**MATERIAL SUPPLIED:**
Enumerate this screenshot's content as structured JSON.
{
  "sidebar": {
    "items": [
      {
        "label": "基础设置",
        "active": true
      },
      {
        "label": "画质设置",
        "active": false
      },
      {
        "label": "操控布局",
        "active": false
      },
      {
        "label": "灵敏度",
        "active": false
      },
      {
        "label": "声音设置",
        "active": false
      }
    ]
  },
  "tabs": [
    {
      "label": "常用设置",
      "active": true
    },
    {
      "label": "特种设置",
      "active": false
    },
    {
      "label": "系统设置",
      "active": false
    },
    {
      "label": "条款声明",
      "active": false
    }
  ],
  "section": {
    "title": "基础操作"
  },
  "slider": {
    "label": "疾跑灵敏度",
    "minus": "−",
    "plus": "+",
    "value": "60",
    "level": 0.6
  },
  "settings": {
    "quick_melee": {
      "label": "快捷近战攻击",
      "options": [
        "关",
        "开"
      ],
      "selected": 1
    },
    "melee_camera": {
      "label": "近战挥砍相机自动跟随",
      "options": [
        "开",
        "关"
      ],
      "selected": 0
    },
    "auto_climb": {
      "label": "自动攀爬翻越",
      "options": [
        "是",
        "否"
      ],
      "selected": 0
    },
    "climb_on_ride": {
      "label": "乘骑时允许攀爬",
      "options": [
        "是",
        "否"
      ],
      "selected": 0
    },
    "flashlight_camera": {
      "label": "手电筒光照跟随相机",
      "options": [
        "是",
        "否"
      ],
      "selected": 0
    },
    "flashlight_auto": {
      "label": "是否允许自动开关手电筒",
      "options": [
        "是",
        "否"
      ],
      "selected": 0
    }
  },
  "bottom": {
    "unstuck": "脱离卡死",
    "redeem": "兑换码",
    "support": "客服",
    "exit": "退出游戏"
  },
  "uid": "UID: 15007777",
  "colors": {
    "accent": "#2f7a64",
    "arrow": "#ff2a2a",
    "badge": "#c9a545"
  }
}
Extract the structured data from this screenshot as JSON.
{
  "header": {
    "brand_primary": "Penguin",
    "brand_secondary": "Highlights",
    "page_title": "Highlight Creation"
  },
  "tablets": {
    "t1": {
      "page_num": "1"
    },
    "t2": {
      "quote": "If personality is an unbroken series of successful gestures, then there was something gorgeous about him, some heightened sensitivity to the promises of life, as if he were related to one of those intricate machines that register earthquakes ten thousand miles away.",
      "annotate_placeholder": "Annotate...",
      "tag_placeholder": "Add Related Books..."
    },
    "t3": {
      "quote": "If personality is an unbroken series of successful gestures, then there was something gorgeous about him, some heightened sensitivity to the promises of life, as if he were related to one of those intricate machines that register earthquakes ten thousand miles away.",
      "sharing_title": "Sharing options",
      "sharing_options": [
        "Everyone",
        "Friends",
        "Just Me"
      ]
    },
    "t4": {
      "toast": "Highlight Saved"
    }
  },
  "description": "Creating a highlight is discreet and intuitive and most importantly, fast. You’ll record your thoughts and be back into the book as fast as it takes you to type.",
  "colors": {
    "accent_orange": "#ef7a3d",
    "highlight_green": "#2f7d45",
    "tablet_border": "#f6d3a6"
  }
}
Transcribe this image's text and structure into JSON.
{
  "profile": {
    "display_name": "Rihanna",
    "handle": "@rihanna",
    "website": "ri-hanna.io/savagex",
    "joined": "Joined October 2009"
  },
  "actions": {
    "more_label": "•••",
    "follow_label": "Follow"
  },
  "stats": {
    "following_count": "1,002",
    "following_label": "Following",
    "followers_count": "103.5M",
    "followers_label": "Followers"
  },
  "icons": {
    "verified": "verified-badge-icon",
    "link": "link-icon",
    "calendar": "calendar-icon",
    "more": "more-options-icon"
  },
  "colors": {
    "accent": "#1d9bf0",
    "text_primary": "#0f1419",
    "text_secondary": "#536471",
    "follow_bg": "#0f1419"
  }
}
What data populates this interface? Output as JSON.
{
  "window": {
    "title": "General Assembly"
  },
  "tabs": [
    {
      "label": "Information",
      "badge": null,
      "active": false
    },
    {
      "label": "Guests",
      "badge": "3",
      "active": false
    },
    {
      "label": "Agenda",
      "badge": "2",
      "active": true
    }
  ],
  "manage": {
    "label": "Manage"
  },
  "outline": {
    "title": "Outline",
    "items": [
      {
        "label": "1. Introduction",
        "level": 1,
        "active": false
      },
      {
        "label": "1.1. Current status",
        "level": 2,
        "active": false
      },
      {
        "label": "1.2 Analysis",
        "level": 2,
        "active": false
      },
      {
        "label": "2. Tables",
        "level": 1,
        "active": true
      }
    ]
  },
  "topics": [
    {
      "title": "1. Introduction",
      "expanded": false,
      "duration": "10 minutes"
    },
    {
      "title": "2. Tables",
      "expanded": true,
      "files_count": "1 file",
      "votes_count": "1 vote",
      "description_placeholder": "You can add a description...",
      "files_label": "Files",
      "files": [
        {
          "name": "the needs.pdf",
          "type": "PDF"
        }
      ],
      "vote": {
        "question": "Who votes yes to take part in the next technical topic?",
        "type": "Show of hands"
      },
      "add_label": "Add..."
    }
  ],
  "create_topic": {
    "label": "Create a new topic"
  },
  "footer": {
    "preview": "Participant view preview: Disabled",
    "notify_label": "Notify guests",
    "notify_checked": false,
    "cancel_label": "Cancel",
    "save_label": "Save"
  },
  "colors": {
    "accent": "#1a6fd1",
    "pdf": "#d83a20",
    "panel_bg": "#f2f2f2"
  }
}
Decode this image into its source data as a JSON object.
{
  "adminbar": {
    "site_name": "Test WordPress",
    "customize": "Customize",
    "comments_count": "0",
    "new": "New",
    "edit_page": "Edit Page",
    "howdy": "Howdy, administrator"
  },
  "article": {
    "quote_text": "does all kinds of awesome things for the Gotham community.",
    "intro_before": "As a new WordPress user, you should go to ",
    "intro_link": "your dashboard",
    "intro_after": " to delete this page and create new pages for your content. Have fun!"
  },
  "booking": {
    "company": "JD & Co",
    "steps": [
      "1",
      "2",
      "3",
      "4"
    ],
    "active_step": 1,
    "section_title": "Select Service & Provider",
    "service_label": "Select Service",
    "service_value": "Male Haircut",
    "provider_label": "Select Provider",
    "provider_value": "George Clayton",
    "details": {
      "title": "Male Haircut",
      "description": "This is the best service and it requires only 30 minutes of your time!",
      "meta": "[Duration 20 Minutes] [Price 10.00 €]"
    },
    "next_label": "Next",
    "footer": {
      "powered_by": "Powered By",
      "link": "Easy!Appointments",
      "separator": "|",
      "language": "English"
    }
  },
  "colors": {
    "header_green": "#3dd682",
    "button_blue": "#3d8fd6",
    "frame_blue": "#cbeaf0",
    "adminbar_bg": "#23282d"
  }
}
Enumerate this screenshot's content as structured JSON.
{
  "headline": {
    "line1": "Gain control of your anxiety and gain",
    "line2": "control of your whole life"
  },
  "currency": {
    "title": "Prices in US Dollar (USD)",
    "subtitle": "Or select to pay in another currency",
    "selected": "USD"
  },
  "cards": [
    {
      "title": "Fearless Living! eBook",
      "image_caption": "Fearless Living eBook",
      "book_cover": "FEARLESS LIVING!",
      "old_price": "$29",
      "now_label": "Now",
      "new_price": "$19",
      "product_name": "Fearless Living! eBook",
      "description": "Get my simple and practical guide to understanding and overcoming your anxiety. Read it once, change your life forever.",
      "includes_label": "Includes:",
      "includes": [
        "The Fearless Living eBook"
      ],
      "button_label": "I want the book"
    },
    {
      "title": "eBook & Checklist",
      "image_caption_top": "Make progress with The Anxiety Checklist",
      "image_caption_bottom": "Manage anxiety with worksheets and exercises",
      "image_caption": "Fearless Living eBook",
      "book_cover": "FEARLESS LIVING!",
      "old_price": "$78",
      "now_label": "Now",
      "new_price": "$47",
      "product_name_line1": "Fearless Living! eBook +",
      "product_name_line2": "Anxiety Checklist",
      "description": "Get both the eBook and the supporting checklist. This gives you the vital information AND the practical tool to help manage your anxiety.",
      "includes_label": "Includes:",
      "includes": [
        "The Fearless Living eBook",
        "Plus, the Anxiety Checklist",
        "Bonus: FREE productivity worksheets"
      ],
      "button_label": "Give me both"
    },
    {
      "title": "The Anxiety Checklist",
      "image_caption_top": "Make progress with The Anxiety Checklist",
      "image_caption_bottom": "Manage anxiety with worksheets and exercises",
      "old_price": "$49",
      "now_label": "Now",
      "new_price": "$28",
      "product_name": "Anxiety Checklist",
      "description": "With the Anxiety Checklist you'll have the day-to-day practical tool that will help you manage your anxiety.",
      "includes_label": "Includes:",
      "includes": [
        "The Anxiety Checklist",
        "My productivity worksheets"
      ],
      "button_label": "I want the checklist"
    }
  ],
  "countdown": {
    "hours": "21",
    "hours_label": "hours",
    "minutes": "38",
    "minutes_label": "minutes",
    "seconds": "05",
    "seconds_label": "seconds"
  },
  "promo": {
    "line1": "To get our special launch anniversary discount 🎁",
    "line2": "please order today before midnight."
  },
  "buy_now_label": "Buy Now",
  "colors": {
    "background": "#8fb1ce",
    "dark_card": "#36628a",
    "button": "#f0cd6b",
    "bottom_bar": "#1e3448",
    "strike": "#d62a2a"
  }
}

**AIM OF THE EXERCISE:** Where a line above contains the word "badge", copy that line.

**ANSWER TO THE PROBLEM:**
    "badge": "#c9a545"
    "verified": "verified-badge-icon",
      "badge": null,
      "badge": "3",
      "badge": "2",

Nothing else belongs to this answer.